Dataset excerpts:
:::::

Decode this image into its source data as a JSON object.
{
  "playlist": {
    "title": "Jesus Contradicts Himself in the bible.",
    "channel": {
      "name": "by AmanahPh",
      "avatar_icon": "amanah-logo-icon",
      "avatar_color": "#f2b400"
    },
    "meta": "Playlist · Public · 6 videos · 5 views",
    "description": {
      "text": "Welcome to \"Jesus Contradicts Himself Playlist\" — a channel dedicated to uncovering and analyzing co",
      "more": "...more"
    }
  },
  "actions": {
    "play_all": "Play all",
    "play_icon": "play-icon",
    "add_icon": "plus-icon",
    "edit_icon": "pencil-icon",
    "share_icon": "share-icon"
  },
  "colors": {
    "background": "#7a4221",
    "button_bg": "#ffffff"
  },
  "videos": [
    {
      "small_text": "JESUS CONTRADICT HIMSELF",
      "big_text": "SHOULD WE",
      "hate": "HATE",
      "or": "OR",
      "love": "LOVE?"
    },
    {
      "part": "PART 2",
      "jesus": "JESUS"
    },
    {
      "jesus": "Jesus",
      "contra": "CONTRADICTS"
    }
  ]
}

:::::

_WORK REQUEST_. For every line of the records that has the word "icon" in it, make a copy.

_TASK RESULT_.
      "avatar_icon": "amanah-logo-icon",
    "play_icon": "play-icon",
    "add_icon": "plus-icon",
    "edit_icon": "pencil-icon",
    "share_icon": "share-icon"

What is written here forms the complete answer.